Join experts in reading science and multilingual literacy to discuss what the latest research means for multilingual learners in classrooms adopting a science of reading-based approach.
School & District Management K-12 Essentials Forum Get a Strong Start to the New School Year
Get insights and actions from Education Week journalists and expert guests on how to start the new school year on strong footing.
Reading & Literacy Webinar A Roadmap to Multisensory Early Literacy Instruction: Accelerate Growth for All Students 
How can you develop key literacy skills with a diverse range of learners?

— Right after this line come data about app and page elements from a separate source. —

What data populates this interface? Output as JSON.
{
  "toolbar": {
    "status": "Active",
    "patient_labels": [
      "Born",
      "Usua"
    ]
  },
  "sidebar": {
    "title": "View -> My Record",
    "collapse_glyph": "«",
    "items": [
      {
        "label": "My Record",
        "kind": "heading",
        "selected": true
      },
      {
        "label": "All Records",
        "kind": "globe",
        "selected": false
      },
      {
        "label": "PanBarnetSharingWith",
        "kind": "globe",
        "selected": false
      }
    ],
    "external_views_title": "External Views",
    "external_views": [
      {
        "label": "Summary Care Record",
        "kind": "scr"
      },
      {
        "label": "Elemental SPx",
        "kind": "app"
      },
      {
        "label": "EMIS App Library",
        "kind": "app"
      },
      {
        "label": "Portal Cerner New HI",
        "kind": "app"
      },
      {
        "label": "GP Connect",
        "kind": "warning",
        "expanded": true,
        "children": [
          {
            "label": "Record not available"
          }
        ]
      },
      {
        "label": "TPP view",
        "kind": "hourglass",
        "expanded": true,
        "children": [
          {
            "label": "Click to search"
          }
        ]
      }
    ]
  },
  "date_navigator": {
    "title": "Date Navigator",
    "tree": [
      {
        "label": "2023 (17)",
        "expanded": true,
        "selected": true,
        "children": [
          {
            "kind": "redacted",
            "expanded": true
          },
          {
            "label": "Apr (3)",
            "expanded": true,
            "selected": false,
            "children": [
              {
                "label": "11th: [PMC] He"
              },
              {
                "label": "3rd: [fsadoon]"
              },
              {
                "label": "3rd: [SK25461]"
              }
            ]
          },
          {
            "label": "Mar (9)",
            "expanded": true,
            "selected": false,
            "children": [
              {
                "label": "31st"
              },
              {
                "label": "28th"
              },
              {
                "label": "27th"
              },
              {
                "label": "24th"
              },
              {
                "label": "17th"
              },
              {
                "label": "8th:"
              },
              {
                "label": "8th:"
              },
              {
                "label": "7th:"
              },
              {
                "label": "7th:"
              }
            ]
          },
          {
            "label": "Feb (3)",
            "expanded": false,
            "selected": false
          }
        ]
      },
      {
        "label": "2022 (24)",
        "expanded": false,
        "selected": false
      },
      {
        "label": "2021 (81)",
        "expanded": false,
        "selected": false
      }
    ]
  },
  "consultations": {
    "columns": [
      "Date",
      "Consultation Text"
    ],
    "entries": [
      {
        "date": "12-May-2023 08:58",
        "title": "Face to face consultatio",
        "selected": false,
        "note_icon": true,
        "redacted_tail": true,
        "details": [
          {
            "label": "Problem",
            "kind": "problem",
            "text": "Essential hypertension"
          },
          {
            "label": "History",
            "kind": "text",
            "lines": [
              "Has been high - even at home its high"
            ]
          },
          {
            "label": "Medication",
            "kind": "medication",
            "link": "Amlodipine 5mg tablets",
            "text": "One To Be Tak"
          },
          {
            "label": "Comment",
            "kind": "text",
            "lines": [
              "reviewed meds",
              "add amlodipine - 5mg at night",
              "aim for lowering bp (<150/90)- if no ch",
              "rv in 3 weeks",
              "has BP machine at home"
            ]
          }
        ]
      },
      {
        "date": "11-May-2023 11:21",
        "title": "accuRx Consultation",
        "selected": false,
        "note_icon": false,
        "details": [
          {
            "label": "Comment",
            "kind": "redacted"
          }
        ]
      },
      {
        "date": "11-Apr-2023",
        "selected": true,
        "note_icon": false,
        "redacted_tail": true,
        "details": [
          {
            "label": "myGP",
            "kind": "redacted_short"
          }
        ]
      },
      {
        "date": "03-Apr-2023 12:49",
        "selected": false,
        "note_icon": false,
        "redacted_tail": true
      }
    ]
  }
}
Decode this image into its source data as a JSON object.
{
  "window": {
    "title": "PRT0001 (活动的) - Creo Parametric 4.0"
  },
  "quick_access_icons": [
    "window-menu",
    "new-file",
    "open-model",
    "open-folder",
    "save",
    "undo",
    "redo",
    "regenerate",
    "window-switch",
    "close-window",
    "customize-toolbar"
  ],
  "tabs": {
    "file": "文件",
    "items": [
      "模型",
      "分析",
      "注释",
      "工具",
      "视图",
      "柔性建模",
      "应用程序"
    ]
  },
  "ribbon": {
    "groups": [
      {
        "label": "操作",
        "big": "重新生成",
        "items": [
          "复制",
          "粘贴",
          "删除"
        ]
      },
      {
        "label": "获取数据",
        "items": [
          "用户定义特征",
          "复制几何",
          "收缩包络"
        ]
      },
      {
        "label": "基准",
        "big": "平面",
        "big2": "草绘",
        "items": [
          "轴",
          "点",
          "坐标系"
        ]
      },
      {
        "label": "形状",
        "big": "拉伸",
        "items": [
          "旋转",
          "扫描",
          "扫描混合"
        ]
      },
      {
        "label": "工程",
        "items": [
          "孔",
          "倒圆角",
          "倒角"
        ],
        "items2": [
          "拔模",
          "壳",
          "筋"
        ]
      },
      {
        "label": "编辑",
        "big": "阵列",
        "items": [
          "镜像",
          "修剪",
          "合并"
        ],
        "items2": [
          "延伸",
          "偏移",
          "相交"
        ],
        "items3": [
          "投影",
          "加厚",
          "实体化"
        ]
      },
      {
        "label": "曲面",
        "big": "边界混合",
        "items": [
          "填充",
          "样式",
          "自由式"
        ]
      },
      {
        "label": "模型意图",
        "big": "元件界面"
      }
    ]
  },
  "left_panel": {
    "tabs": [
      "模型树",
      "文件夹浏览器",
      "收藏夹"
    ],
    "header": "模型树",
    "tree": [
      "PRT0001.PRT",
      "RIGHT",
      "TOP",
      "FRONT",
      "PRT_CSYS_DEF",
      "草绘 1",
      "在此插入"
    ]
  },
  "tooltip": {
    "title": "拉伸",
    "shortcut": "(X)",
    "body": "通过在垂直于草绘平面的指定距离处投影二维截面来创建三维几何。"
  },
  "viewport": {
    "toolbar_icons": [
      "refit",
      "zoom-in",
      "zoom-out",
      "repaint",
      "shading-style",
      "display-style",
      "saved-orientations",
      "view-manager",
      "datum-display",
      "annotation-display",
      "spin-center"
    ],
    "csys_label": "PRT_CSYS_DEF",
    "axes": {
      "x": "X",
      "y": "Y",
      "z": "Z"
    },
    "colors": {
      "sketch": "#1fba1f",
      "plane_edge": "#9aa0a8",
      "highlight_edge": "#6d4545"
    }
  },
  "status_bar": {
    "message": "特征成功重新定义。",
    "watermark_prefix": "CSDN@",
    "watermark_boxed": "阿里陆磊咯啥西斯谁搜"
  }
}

Explore best practices and tips to meet the needs of all students. 

EdWeek Top School Jobs

Teacher Jobs
Search over ten thousand teaching jobs nationwide — elementary, middle, high school and more.
View Jobs
Principal Jobs
Find hundreds of jobs for principals, assistant principals, and other school leadership roles.
View Jobs
Administrator Jobs
Over a thousand district-level jobs: superintendents, directors, more.
View Jobs
Support Staff Jobs
Search thousands of jobs, from paraprofessionals to counselors and more.
View Jobs

Read Next

Student Achievement What Teachers Say Is the Biggest Barrier to Learning Recovery
A Khan Academy/YouGov survey of teachers explores views on unfinished learning, getting students to master concepts, and grading.
3 min read
Pre-K teacher Vera Csizmadia teaches 3-and 4-year-old students in her classroom at the Dr. Charles Smith Early Childhood Center in Palisades Park, N.J., on Sept. 16, 2021.
Almost 6 in 10 teachers said their students mastered the content they needed to during the 2021-22 school year, according to a Khan Academy/YouGov survey.
Mary Altaffer/AP
Student Achievement What the Research Says Academic Recovery From the Pandemic Will Outlast Funding by Years
While student achievement has begun to rebound, new data show a long road to return to pre-COVID performance
4 min read
Conceptual illustration of a sitting child casting a long COVID-19 shadow
Vanessa Solis/Education Week and fedrelena/iStock
Student Achievement What the Research Says 5 Things to Know About How the Pandemic Has Deepened Summer Learning Loss
Studies show the so-called "COVID slide" and summer learning loss can exacerbate each other, but schools can help break the cycle.
5 min read
Gears floating away from the inner works of a silhouetted young woman
iStock/Getty
Student Achievement Spotlight Spotlight on Tutoring
This Spotlight will help you understand tutoring as an academic recovery tool, discover how districts can expand tutoring access, and more.